*** Opening of Material supplied ***

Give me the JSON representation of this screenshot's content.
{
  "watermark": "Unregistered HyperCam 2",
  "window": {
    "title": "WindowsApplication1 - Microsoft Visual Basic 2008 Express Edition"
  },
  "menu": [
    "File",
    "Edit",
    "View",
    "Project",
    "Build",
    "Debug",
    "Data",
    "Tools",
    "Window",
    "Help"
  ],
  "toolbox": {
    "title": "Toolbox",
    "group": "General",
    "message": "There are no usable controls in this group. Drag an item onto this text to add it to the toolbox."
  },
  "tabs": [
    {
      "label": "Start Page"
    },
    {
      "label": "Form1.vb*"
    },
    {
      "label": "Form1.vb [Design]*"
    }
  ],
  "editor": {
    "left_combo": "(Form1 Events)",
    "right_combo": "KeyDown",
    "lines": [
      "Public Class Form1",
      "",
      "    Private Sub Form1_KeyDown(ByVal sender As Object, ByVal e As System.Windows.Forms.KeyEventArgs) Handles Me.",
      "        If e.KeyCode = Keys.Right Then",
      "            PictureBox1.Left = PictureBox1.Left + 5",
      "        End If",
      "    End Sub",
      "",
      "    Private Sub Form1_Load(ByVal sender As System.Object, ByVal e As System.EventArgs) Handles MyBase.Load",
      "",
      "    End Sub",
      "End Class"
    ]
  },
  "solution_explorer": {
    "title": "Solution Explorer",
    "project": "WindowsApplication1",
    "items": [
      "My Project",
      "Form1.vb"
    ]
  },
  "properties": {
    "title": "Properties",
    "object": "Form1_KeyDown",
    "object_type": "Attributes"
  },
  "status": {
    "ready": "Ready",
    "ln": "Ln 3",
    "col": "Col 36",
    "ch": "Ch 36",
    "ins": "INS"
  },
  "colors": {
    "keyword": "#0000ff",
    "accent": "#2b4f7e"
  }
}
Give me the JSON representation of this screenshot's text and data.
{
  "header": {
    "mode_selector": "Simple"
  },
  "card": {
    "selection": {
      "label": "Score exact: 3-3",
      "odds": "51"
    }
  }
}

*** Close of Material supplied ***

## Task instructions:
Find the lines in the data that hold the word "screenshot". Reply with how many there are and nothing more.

## Answer to this problem:
2